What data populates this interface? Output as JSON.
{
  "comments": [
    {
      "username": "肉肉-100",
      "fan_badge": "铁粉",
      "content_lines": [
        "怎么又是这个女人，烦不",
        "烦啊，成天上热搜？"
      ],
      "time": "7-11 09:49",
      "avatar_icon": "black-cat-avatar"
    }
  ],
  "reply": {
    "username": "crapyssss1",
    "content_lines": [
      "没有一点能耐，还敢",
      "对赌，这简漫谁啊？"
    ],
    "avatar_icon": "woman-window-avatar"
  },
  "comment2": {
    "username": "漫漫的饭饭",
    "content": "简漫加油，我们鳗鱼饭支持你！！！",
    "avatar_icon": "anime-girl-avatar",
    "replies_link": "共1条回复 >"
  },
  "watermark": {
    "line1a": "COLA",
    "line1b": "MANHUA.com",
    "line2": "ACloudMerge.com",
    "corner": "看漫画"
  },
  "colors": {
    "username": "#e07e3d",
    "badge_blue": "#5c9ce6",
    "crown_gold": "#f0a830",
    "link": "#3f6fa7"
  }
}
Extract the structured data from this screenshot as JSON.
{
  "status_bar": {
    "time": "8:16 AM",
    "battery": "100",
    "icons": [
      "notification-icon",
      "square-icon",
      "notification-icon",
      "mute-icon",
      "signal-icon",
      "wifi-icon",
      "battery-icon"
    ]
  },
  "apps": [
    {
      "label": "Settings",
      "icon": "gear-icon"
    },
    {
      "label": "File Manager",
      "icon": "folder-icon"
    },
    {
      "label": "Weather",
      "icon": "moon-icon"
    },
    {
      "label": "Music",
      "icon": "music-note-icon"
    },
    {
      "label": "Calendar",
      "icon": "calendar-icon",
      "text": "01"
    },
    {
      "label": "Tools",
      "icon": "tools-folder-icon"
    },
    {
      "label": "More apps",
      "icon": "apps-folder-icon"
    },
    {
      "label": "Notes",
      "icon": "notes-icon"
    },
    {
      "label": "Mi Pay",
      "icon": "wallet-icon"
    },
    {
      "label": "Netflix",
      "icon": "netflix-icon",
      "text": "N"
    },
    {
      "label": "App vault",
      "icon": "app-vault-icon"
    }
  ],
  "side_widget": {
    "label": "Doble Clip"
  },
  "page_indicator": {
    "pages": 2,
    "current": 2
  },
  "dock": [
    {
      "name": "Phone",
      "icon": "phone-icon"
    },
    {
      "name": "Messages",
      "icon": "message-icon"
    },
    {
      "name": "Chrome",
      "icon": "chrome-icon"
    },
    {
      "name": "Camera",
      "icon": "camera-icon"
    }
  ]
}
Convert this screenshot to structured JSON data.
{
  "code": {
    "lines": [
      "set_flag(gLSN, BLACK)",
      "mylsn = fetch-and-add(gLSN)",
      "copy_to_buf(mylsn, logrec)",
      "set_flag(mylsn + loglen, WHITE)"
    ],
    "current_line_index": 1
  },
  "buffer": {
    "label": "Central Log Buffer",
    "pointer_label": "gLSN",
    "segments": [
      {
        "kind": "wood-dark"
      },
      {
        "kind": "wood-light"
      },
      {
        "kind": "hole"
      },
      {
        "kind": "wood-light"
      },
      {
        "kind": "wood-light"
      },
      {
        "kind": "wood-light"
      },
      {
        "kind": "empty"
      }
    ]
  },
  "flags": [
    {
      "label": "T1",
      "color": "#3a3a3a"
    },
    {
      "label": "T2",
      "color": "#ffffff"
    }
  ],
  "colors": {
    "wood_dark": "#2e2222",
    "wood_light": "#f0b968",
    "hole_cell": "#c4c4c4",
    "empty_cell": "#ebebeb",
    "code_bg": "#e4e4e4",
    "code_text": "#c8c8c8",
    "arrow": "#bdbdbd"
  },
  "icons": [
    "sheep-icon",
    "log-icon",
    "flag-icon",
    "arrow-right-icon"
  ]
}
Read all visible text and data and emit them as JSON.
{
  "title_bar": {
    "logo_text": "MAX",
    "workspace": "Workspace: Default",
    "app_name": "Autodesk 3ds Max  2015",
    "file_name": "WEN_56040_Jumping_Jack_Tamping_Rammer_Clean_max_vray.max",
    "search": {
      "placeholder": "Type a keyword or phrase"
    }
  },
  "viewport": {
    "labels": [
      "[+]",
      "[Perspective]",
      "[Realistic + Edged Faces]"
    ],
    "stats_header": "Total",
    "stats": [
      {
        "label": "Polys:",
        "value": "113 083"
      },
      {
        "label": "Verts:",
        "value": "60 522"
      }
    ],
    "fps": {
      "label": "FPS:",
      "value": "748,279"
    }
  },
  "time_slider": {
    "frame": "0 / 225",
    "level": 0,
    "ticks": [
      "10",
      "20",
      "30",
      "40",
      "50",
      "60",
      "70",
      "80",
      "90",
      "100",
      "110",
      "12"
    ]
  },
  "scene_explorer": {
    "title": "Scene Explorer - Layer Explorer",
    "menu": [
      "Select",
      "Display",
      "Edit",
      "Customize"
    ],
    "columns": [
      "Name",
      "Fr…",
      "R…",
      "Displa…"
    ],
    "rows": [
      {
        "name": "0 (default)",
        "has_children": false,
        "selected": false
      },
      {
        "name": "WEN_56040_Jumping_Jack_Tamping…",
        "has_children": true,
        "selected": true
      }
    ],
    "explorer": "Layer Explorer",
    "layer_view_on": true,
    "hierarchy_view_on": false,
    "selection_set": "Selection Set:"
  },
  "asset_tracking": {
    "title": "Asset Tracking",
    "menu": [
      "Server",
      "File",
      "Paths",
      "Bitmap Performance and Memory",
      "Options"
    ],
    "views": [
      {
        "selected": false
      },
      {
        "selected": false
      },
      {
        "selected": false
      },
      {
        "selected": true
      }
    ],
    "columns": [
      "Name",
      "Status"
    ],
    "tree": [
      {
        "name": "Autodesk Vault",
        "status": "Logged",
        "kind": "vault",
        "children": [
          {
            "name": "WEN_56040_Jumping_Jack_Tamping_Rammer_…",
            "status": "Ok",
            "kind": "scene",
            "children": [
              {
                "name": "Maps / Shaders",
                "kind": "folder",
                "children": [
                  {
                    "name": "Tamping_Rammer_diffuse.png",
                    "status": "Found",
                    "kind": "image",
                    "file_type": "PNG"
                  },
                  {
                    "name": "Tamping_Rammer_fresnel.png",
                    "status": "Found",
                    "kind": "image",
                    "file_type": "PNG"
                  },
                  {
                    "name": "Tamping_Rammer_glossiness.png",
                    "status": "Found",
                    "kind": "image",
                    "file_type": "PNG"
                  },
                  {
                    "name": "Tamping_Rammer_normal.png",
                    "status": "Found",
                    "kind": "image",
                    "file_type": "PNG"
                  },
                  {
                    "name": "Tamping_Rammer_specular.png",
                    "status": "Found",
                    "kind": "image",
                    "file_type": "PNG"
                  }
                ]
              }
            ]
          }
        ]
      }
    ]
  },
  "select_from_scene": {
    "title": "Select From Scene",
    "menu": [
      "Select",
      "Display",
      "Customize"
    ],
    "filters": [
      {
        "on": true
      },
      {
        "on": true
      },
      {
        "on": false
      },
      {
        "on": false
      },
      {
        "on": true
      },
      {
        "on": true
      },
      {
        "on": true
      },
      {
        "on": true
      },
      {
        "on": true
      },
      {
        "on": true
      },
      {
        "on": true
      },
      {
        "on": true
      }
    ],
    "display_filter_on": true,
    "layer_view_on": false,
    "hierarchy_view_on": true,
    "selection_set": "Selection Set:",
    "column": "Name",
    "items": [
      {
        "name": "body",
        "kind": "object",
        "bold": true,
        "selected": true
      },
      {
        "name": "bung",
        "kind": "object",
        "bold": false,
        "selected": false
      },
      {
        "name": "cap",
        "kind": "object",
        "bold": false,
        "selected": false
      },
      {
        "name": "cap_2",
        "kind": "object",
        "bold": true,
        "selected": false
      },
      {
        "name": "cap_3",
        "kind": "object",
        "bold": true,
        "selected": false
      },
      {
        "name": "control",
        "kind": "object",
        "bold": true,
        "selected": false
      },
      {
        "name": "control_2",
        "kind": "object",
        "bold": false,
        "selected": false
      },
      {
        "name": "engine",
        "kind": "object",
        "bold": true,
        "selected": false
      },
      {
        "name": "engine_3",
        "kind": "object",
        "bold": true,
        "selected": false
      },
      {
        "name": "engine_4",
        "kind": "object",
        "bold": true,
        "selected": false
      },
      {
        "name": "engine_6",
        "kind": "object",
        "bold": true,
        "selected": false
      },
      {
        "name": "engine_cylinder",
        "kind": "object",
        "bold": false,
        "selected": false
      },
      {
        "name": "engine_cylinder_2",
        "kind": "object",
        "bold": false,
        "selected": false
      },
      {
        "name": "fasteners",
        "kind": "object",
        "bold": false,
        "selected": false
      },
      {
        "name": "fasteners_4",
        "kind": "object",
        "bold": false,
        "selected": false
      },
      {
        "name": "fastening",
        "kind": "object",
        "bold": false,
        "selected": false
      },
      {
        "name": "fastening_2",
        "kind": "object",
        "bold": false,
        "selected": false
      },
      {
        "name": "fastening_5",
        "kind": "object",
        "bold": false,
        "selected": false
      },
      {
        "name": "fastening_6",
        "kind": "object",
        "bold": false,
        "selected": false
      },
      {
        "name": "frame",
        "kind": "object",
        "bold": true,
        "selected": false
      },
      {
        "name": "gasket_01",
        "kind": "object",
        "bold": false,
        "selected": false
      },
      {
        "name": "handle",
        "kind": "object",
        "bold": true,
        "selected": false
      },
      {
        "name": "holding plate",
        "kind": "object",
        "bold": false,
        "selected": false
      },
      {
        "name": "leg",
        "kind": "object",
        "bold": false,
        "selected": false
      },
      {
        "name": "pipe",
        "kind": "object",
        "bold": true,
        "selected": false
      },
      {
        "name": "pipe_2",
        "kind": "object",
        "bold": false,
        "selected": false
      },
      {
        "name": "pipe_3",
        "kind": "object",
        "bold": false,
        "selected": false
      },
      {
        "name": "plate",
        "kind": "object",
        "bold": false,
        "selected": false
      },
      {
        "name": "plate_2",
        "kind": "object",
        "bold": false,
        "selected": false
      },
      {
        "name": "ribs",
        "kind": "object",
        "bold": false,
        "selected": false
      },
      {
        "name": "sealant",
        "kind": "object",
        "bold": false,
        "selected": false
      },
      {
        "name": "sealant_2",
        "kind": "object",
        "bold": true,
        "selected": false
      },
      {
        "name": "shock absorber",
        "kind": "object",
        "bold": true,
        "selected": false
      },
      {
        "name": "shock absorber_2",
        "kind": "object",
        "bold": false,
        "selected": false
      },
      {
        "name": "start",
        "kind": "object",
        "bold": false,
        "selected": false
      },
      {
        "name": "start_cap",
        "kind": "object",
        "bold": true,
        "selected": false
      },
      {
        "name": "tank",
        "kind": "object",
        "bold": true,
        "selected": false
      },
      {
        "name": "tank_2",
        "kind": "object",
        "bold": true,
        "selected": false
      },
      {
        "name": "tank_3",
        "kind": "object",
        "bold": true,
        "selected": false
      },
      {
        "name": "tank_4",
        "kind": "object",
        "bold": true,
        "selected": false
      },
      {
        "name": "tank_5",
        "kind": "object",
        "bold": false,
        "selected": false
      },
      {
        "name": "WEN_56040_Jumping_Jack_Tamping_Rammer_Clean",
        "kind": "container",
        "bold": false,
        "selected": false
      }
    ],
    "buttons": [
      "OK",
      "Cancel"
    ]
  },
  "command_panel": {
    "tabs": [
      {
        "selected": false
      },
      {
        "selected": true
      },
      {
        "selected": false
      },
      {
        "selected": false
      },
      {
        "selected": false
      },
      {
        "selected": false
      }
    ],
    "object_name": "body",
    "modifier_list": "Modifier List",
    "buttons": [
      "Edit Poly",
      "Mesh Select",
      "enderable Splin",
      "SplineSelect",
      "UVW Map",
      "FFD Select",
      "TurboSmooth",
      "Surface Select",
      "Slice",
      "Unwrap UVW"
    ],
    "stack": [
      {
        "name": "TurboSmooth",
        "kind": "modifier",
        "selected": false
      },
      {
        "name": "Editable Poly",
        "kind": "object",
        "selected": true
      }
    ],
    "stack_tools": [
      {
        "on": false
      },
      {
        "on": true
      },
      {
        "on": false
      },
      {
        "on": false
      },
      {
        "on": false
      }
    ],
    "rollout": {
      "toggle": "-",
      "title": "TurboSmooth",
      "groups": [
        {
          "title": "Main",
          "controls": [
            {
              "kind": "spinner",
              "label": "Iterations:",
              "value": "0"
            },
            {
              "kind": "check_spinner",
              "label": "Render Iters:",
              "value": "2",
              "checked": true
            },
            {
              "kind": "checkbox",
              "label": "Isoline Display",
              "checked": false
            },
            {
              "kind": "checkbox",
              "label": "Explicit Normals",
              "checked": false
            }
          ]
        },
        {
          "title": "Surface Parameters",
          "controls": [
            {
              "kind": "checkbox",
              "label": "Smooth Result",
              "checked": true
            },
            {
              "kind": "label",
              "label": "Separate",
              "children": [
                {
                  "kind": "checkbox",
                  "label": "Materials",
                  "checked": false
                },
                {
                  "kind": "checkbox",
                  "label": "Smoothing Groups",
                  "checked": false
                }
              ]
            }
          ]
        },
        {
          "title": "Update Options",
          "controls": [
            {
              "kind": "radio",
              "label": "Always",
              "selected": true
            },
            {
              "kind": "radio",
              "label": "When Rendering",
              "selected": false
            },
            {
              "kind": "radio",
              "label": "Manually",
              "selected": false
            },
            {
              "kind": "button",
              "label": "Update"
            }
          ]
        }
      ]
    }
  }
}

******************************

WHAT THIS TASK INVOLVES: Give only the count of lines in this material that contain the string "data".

YOUR RESPONSE: 4